Cinematic film essays have taken a bit of a beating lately thanks to Kentucker Audley’s Powder and Pleasantville parody essays. But this new piece by video essayist Kristian Williams is worth a look because it shines a light on one of Hollywood’s kookier figures, surrealist painter/mastermind of all things creepy H.R. Giger.
Specifically, the video examines Giger’s iconic work on 1979’s Alien. He was brought onboard to design the Xenomorph after director Ridley Scott and screenwriter Dan O’Bannon discovered his work through his collection of airbrushed paintings in his book Necronomicon. It was Giger’s painting “Necronom IV” that wound up serving as the basis of the Xenomorph design. The filmmakers liked it so much that they also had Giger design the entire planetoid on which the Nostromo crew discover the Xenomorph, as well as basically everything related to the alien.

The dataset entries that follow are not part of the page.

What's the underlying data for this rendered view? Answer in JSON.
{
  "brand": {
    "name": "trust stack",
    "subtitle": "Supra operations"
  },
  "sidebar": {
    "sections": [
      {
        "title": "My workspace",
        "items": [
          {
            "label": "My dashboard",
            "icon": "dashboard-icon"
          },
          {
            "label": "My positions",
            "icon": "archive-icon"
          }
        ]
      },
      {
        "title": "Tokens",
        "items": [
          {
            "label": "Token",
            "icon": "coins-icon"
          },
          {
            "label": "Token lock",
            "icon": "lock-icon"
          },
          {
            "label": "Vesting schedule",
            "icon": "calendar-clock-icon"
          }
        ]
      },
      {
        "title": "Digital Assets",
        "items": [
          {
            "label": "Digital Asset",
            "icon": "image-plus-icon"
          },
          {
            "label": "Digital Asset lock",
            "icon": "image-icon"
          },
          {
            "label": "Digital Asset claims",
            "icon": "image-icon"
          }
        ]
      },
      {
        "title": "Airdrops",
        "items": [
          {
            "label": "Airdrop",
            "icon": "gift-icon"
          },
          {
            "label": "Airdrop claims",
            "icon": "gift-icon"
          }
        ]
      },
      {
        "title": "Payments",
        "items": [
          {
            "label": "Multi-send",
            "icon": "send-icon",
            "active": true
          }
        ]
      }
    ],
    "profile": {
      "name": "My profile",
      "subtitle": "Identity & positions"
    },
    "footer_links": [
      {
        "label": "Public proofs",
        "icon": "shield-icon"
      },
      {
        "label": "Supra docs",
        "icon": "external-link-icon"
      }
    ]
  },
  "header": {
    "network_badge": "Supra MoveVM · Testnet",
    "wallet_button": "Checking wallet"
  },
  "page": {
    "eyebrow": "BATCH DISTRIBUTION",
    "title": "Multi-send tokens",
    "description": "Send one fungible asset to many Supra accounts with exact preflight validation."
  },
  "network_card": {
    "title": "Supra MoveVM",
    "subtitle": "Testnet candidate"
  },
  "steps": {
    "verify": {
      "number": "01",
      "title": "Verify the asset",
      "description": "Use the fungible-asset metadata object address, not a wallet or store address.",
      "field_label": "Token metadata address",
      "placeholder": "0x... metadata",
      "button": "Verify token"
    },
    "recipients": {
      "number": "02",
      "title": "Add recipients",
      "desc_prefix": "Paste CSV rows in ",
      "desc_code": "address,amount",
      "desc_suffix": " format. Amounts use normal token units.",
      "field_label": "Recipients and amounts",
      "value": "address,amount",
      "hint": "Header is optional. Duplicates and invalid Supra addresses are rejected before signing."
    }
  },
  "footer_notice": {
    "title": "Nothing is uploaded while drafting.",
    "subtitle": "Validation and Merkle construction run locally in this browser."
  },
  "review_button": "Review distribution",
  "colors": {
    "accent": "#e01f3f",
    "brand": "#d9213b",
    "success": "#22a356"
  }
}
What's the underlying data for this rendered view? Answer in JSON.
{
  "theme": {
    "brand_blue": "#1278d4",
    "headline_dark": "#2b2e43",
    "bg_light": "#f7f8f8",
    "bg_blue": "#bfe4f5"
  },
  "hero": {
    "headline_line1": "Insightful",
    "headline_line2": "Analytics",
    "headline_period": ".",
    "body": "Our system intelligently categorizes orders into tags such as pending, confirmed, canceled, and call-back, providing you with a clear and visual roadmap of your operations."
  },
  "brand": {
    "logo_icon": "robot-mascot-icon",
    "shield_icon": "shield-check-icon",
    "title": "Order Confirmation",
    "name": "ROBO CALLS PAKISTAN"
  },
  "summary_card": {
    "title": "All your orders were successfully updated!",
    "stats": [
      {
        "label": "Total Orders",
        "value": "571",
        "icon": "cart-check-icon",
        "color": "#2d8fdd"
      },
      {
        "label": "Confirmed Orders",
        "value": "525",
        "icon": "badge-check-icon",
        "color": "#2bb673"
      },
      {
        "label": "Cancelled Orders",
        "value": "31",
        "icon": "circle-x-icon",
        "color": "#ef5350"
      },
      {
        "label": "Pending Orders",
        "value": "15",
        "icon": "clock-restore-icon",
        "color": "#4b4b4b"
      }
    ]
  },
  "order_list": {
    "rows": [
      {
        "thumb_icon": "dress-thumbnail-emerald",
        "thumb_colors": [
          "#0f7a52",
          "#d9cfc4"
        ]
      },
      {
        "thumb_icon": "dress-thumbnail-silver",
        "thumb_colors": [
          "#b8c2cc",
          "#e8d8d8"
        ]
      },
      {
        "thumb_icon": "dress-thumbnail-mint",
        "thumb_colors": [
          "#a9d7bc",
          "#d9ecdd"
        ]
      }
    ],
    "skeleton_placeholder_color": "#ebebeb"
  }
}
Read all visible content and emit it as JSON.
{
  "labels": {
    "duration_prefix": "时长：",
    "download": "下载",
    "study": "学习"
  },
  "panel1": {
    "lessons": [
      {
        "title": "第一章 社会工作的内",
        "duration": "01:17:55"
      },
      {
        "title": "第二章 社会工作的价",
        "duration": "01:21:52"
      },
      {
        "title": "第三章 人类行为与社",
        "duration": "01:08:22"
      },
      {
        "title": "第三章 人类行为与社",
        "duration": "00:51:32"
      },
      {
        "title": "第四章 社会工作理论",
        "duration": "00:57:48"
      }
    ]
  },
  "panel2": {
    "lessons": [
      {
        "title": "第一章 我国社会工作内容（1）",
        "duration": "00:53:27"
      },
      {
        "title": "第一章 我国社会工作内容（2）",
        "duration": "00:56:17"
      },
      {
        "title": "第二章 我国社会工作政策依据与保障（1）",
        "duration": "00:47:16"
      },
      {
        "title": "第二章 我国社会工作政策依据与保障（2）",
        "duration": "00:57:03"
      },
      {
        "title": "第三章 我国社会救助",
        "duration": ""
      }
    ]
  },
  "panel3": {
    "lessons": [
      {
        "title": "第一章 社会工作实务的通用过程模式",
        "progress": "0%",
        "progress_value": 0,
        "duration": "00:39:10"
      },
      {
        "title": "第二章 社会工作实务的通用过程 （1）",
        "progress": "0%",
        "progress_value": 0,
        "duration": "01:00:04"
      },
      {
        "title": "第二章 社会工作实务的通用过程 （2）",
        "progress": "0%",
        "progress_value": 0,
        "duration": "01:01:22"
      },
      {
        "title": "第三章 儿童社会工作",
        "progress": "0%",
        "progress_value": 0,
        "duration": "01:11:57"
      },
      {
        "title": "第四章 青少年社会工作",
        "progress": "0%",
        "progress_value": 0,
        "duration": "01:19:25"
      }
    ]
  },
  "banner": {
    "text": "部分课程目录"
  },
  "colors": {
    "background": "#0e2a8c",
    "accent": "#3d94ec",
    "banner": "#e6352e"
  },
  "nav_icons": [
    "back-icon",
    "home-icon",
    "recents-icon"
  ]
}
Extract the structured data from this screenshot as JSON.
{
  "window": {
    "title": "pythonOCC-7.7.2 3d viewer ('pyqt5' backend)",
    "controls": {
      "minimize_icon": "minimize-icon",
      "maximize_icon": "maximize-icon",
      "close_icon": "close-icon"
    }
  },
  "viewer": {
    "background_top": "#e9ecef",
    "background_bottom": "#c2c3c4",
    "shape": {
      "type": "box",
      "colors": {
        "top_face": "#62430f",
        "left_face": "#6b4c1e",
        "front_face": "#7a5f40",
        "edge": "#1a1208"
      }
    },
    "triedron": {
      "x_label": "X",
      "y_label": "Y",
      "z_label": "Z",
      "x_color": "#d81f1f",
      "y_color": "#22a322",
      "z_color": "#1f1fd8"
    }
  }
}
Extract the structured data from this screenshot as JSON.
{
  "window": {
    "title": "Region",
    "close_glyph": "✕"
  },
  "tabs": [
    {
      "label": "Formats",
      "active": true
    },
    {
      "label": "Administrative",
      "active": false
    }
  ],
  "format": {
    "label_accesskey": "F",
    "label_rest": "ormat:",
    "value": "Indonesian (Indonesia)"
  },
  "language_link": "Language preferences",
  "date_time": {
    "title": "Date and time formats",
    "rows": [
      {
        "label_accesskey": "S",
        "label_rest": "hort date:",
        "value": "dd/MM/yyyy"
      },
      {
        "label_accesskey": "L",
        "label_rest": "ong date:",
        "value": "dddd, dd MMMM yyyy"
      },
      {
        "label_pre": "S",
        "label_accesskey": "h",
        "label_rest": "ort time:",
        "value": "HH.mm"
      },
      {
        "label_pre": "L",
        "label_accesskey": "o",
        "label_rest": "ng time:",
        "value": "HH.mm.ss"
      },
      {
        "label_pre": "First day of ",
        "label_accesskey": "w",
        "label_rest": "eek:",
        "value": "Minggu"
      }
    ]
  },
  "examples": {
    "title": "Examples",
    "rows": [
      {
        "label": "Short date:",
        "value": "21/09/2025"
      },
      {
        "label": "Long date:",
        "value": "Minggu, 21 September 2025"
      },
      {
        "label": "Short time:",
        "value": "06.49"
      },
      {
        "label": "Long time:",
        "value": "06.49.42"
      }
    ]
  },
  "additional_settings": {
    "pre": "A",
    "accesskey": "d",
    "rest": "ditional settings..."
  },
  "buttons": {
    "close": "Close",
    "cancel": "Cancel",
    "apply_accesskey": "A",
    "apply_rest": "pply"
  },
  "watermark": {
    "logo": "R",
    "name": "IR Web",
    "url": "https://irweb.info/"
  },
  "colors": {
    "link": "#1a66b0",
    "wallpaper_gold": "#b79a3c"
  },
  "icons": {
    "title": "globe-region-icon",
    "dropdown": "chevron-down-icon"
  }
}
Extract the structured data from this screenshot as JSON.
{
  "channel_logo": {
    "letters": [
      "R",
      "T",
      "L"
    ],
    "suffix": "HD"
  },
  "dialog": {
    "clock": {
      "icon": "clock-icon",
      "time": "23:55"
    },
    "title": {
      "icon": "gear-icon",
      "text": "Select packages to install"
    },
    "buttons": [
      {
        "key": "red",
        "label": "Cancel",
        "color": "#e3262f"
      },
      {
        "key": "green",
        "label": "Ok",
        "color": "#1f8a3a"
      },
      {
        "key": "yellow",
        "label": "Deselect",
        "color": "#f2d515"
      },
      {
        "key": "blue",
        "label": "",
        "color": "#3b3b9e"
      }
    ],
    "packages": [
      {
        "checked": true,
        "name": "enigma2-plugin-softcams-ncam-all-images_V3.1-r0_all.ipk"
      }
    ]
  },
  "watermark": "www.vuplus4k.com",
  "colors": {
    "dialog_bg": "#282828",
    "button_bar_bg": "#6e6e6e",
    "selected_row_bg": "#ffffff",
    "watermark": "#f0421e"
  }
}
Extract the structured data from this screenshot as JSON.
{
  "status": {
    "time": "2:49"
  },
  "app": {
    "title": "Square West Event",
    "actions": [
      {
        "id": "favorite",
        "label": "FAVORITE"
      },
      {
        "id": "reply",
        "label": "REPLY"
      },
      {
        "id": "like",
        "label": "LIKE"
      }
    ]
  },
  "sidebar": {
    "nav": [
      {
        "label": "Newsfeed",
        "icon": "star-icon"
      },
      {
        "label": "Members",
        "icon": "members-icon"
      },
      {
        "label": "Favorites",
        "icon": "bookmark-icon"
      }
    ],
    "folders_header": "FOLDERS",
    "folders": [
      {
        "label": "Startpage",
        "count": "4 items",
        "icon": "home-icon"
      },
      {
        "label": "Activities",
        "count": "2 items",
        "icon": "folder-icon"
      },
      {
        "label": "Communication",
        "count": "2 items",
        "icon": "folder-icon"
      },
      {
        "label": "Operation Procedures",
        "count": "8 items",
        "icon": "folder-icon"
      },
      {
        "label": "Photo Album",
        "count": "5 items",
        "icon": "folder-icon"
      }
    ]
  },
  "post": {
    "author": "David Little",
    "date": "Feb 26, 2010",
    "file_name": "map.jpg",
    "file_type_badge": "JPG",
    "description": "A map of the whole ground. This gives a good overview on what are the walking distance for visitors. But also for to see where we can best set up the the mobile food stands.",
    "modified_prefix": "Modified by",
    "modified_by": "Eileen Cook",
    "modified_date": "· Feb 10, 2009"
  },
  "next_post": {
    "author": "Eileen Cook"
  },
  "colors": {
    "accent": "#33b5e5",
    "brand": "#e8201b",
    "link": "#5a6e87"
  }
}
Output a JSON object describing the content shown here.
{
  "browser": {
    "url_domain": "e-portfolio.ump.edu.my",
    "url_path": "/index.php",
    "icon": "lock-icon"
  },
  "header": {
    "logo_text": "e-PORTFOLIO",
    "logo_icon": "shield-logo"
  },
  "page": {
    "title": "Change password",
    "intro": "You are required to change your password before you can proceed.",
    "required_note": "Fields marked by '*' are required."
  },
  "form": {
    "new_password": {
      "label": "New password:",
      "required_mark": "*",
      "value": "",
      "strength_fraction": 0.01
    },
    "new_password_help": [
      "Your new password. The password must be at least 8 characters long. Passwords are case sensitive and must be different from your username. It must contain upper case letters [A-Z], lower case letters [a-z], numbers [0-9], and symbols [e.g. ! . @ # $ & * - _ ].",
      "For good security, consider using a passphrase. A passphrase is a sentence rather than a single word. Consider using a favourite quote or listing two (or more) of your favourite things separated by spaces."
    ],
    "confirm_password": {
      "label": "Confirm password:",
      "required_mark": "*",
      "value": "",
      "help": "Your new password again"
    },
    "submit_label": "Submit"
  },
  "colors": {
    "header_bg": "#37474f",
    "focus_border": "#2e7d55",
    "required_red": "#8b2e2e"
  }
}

Williams posits that because Giger didn’t have a traditional Hollywood design background, he was more comfortable breaking the rules. Perhaps that’s why he (rather creepily) used real bones and an actual human skull in his Xenomorph suit. In other words: Those hoping to dress up as a screen accurate Xenomorph for Halloween this year better start assembling their human remains now.